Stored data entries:
╔══

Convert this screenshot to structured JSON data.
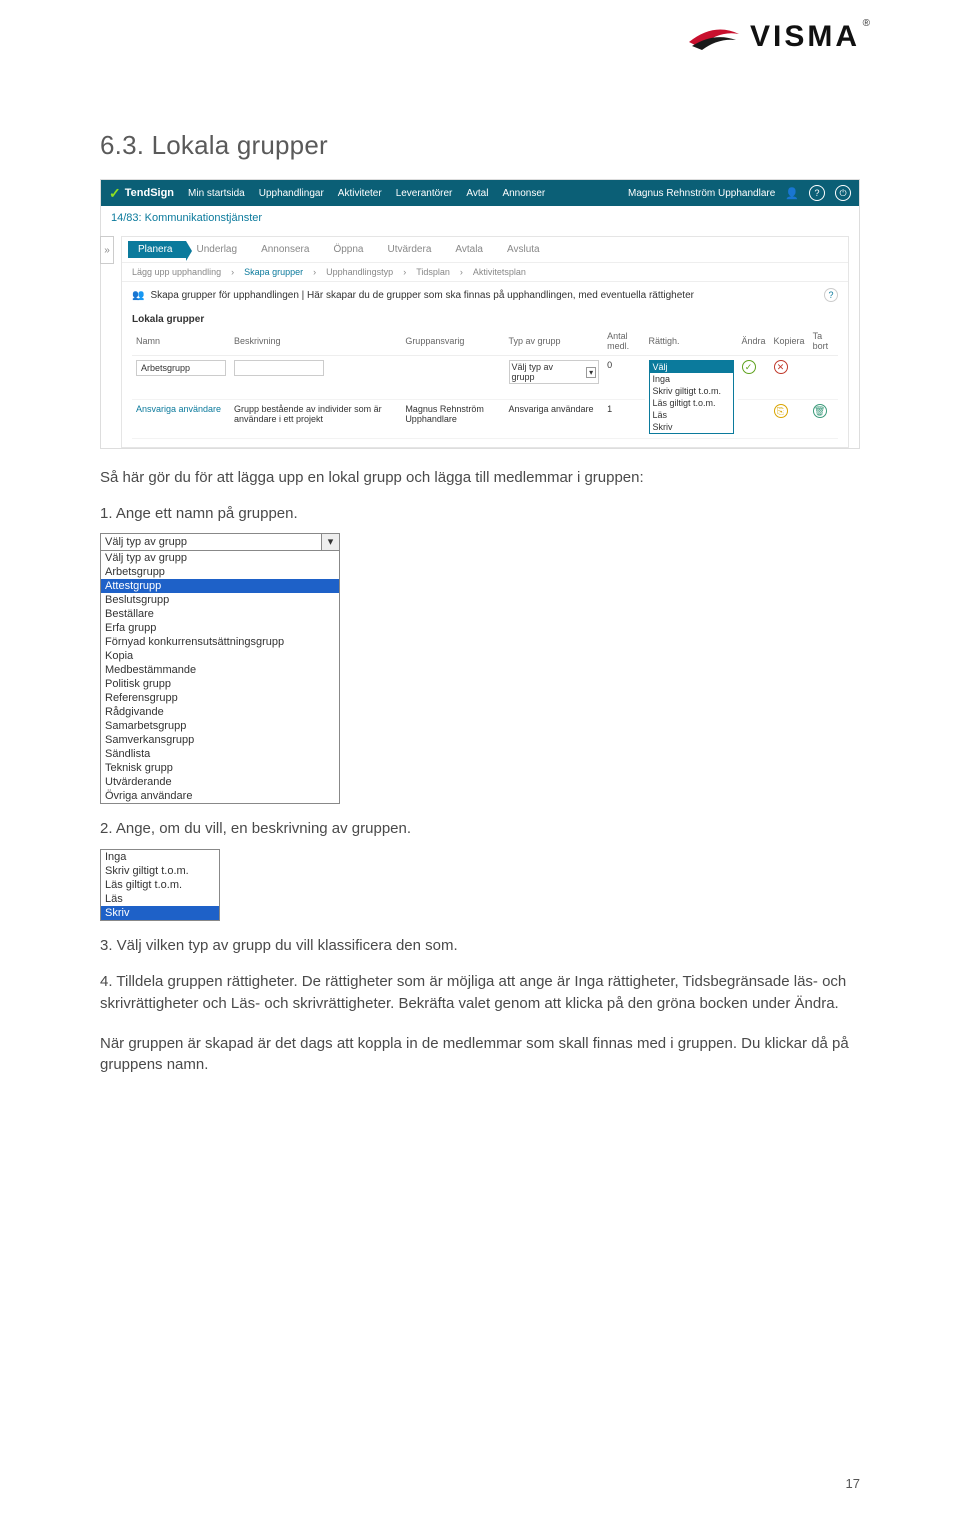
{
  "logo_text": "VISMA",
  "section_title": "6.3.   Lokala grupper",
  "app": {
    "brand": "TendSign",
    "nav": [
      "Min startsida",
      "Upphandlingar",
      "Aktiviteter",
      "Leverantörer",
      "Avtal",
      "Annonser"
    ],
    "user": "Magnus Rehnström Upphandlare",
    "breadcrumb": "14/83: Kommunikationstjänster",
    "wizard": [
      "Planera",
      "Underlag",
      "Annonsera",
      "Öppna",
      "Utvärdera",
      "Avtala",
      "Avsluta"
    ],
    "subnav": [
      "Lägg upp upphandling",
      "Skapa grupper",
      "Upphandlingstyp",
      "Tidsplan",
      "Aktivitetsplan"
    ],
    "info": "Skapa grupper för upphandlingen  |  Här skapar du de grupper som ska finnas på upphandlingen, med eventuella rättigheter",
    "table_title": "Lokala grupper",
    "headers": [
      "Namn",
      "Beskrivning",
      "Gruppansvarig",
      "Typ av grupp",
      "Antal medl.",
      "Rättigh.",
      "Ändra",
      "Kopiera",
      "Ta bort"
    ],
    "row1": {
      "name": "Arbetsgrupp",
      "typ": "Välj typ av grupp",
      "antal": "0"
    },
    "row2": {
      "name": "Ansvariga användare",
      "desc": "Grupp bestående av individer som är användare i ett projekt",
      "ansvarig": "Magnus Rehnström Upphandlare",
      "typ": "Ansvariga användare",
      "antal": "1"
    },
    "rights_opts": [
      "Välj",
      "Inga",
      "Skriv giltigt t.o.m.",
      "Läs giltigt t.o.m.",
      "Läs",
      "Skriv"
    ]
  },
  "intro": "Så här gör du för att lägga upp en lokal grupp och lägga till medlemmar i gruppen:",
  "steps": {
    "s1": "1. Ange ett namn på gruppen.",
    "s2": "2. Ange, om du vill, en beskrivning av gruppen.",
    "s3": "3. Välj vilken typ av grupp du vill klassificera den som.",
    "s4": "4. Tilldela gruppen rättigheter. De rättigheter som är möjliga att ange är Inga rättigheter, Tidsbegränsade läs- och skrivrättigheter och Läs- och skrivrättigheter. Bekräfta valet genom att klicka på den gröna bocken under Ändra.",
    "final": "När gruppen är skapad är det dags att koppla in de medlemmar som skall finnas med i gruppen. Du klickar då på gruppens namn."
  },
  "dropdown": {
    "selected": "Välj typ av grupp",
    "options": [
      "Välj typ av grupp",
      "Arbetsgrupp",
      "Attestgrupp",
      "Beslutsgrupp",
      "Beställare",
      "Erfa grupp",
      "Förnyad konkurrensutsättningsgrupp",
      "Kopia",
      "Medbestämmande",
      "Politisk grupp",
      "Referensgrupp",
      "Rådgivande",
      "Samarbetsgrupp",
      "Samverkansgrupp",
      "Sändlista",
      "Teknisk grupp",
      "Utvärderande",
      "Övriga användare"
    ],
    "highlight_index": 2
  },
  "rights_list": {
    "options": [
      "Inga",
      "Skriv giltigt t.o.m.",
      "Läs giltigt t.o.m.",
      "Läs",
      "Skriv"
    ],
    "highlight_index": 4
  },
  "page_number": "17"
}
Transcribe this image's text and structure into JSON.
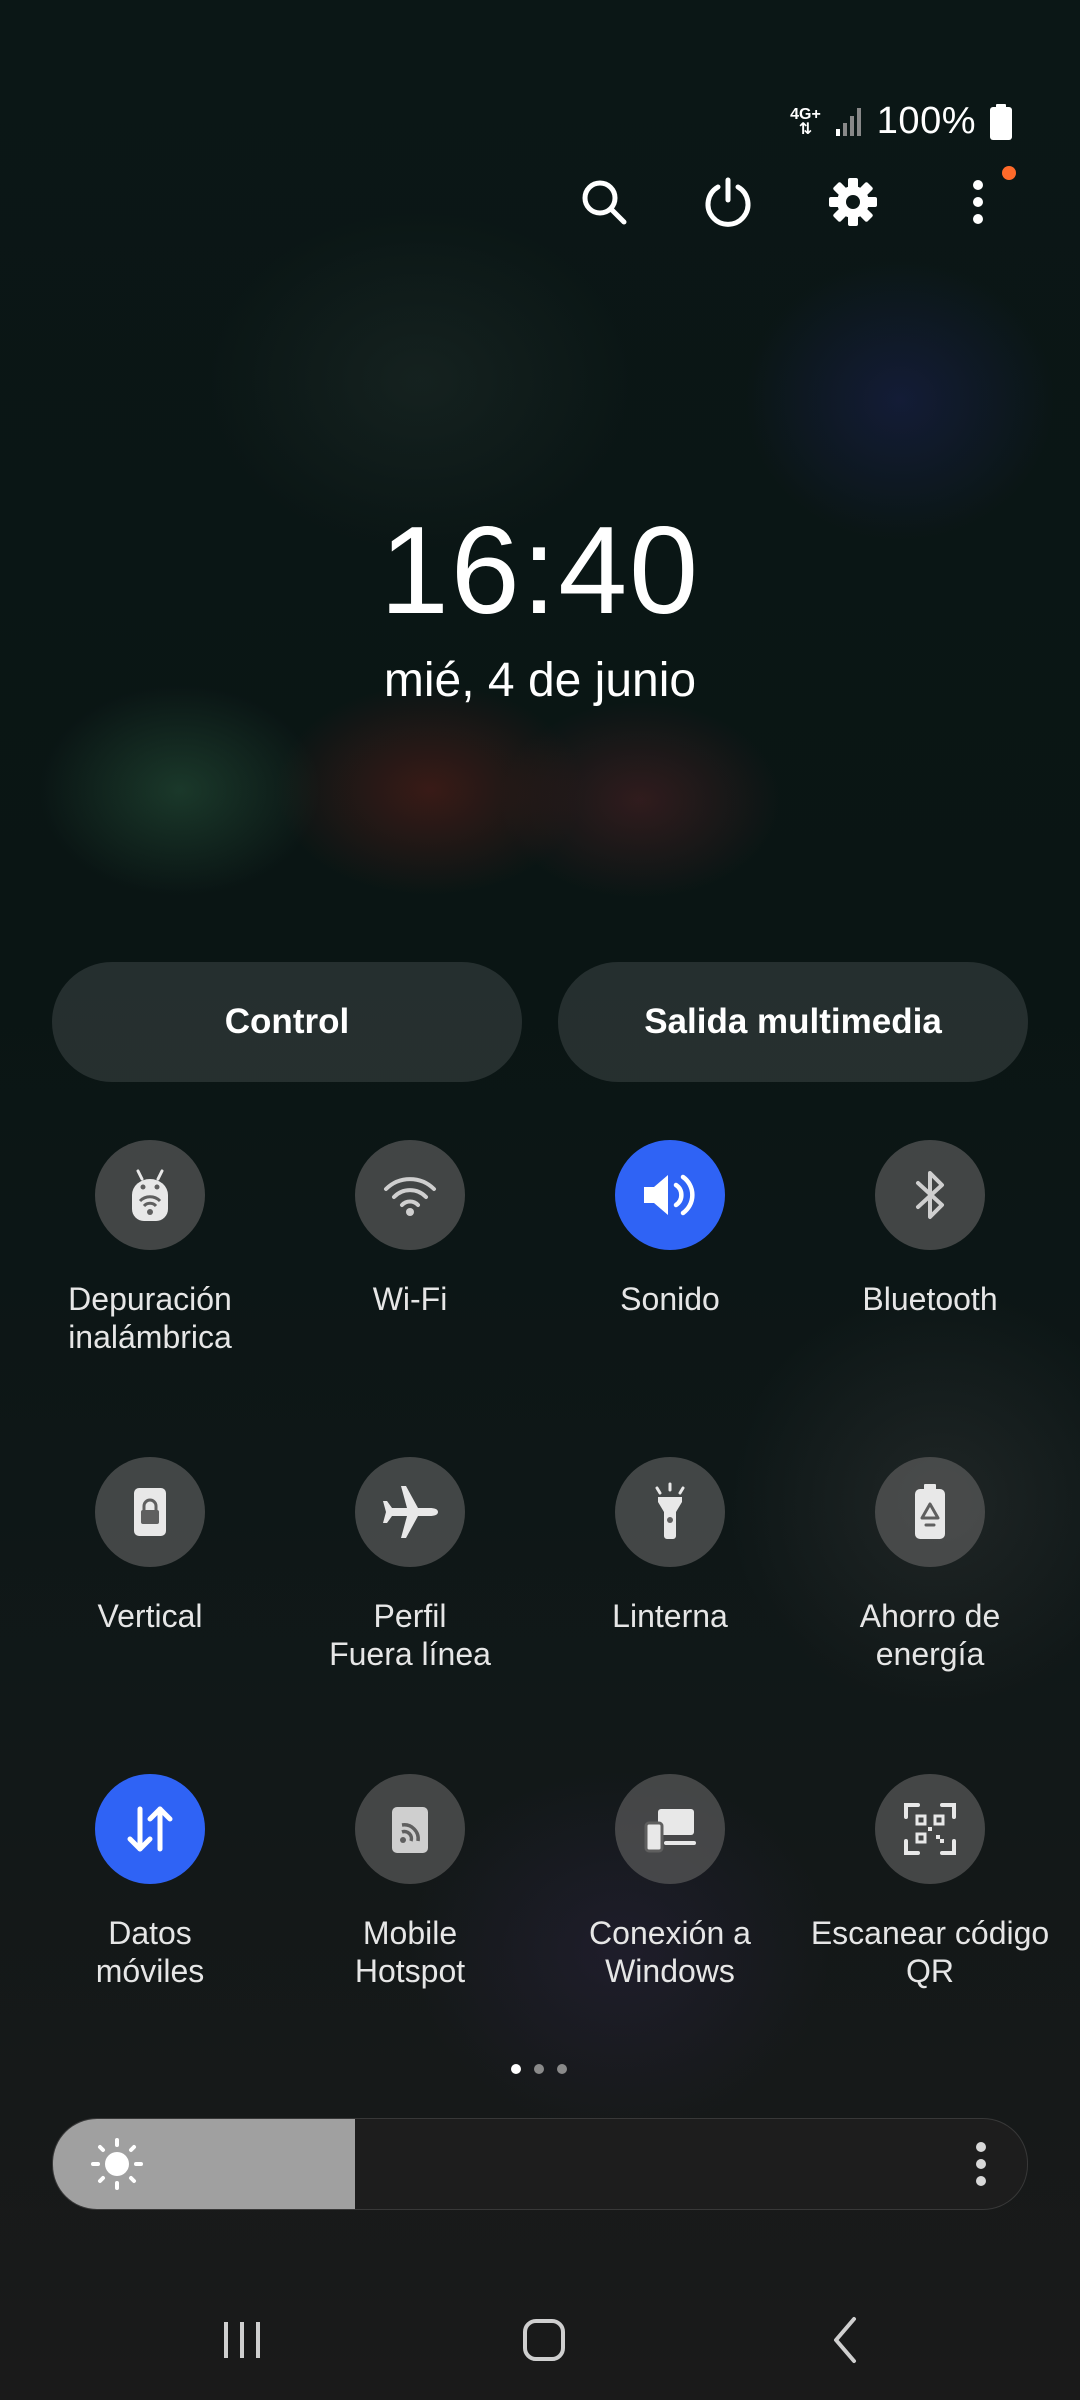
{
  "status_bar": {
    "network_type": "4G+",
    "battery_percent": "100%",
    "icons": [
      "data-arrows-icon",
      "signal-icon",
      "battery-icon"
    ]
  },
  "header_actions": [
    {
      "name": "search-icon"
    },
    {
      "name": "power-icon"
    },
    {
      "name": "settings-icon"
    },
    {
      "name": "more-options-icon"
    }
  ],
  "clock": {
    "time": "16:40",
    "date": "mié, 4 de junio"
  },
  "pills": {
    "control": "Control",
    "media_output": "Salida multimedia"
  },
  "tiles": [
    {
      "label": "Depuración\ninalámbrica",
      "icon": "wireless-debugging-icon",
      "active": false
    },
    {
      "label": "Wi-Fi",
      "icon": "wifi-icon",
      "active": false
    },
    {
      "label": "Sonido",
      "icon": "sound-icon",
      "active": true
    },
    {
      "label": "Bluetooth",
      "icon": "bluetooth-icon",
      "active": false
    },
    {
      "label": "Vertical",
      "icon": "portrait-lock-icon",
      "active": false
    },
    {
      "label": "Perfil\nFuera línea",
      "icon": "airplane-icon",
      "active": false
    },
    {
      "label": "Linterna",
      "icon": "flashlight-icon",
      "active": false
    },
    {
      "label": "Ahorro de\nenergía",
      "icon": "power-saving-icon",
      "active": false
    },
    {
      "label": "Datos\nmóviles",
      "icon": "mobile-data-icon",
      "active": true
    },
    {
      "label": "Mobile\nHotspot",
      "icon": "hotspot-icon",
      "active": false
    },
    {
      "label": "Conexión a\nWindows",
      "icon": "link-to-windows-icon",
      "active": false
    },
    {
      "label": "Escanear código\nQR",
      "icon": "qr-scan-icon",
      "active": false
    }
  ],
  "pagination": {
    "pages": 3,
    "current": 1
  },
  "brightness": {
    "level_fraction": 0.31
  },
  "navigation": [
    "recent-apps-icon",
    "home-icon",
    "back-icon"
  ],
  "colors": {
    "active_tile": "#2f63f5",
    "badge": "#ff6a2a"
  }
}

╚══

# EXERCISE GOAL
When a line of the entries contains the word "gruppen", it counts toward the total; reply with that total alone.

# THE ANSWER
5